Alberta and Idaho: An Implicit Bond
Alm, Leslie R., Taylor, Leah, American Review of Canadian Studies
The study of regionalism has long been an important element of scholarly work in both Canada and the United States. This point is made clear by James Bickerton's observation that regionalism is a pervasive feature of Canadian society and politics" (1999, 209) and Daniel Elazar's assertion that the study of regionalism and political culture in the United States is meaningful because the very expression of social, economic, and political differences along geographic lines is considered to he "part and parcel of American political life" (1998, xix). And while it is true that it is often difficult, if not impossible, to definitively locate regions as cultural or political spaces (Bickerton 1999, 218), it is also true--as noted by Carlos Schwantes--that at some point those studying regionalism must decide where to draw the boundaries (1996, 2). In fact, Schwantes (in establishing the perimeter of the regional boundaries for his interpretive history of the Pacific Northwest) provides the guidelines for choosing such borders:
A region can best be defined by discontinuities that mark its borders and by the geographical, political, economic, social, and cultural bonds that give it some sense of internal unity or community (1996, 2).
It is most certainly these very characteristics that Joel Garreau (1981) had in mind when he cast the Mountain West--a place west of the plains, inland from the Pacific Ocean, and dominated by the Rocky Mountains--as one of his Nine Nations of North America.(1) He describes the Mountain West as a region blessed with a "spirit-lifting physical endowment," and as a repository for the "values, ideas, memories, and vistas that date back to the frontier" (1981, 302-303). Moreover, he characterizes the Mountain West as having a deeply engrained anti-eastern sentiment that easily transcends the 49th parallel.
The province of Alberta and the state of Idaho lie within the Mountain West region of North America as defined above, and hence, should share a number of cultural, social, and political similarities that bind them together.

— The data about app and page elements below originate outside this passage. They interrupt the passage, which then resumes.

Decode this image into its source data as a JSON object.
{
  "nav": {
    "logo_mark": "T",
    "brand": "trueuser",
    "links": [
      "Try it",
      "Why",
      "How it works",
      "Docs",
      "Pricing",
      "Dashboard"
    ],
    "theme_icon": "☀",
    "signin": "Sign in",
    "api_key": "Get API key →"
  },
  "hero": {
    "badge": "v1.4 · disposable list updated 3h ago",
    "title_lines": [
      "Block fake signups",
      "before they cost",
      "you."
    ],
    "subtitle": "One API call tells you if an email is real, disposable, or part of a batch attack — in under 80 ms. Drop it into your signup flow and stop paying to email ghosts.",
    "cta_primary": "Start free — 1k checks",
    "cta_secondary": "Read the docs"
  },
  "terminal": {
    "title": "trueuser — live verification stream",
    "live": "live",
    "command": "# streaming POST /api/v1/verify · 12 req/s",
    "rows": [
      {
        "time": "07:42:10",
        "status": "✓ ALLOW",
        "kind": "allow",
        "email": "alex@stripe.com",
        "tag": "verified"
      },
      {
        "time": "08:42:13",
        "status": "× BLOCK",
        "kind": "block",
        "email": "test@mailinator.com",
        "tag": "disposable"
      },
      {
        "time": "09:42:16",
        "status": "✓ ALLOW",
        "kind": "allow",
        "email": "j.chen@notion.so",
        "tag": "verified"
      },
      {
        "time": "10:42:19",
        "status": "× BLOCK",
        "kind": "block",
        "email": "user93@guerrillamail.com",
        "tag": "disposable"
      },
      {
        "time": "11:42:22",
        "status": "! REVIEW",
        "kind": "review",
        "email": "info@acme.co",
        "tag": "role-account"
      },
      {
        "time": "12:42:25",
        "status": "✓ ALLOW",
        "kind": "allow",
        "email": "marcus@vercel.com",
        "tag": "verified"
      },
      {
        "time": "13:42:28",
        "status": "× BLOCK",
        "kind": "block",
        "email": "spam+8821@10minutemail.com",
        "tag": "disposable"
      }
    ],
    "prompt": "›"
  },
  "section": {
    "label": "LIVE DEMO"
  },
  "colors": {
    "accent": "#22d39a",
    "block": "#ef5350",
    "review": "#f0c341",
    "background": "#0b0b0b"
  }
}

At first glance, however, those bonds do not seem readily apparent. Alberta and Idaho lie in different countries with different historical and institutional contexts, different bases of economic stability, and different forms of government. The peoples of Alberta and Idaho remain basically ignorant of each other in almost all aspects of life. Most Idahoans, just like most other Americans, do not concern themselves with Canadians in general or Albertans in particular. Most Albertans, while paying much more attention to the United States than do Idahoans to Canada, do not pay any meaningful attention to Idaho.
However, there are signs that the ambivalence that Albertans and Idahoans show toward each other may be lessening. Driven by the realities of competing in an ever changing global economy, the governments of Alberta and Idaho have recently discovered (some would say rediscovered) the presence of the other, and have begun to forge stronger cross-border ties. The culmination of this renewed interest occurred in May 2000 when, during a forty-member trade mission to Edmonton and Calgary led by Idaho Governor Dirk Kempthorne, Alberta and Idaho signed a cooperation agreement establishing an ongoing task force to manage bilateral relations and advance mutual opportunities. Spurred on by the already substantial trade links between Alberta and Idaho--in the year 2000, Alberta's exports to Idaho were over $252 million, and Idaho's exports to Alberta were over $143 million--Kempthorne and Alberta Premier Ralph Klein agreed to reinvigorate relations in such areas as agriculture, forestry, transportation, trade, technology, education, tourism, and the environment (Warbis 2000, D1).
Despite these intergovernmental (and cross-border) efforts, the fact remains that the peoples of Alberta and Idaho--including their governmental leaders--know little about the other's history or political culture. …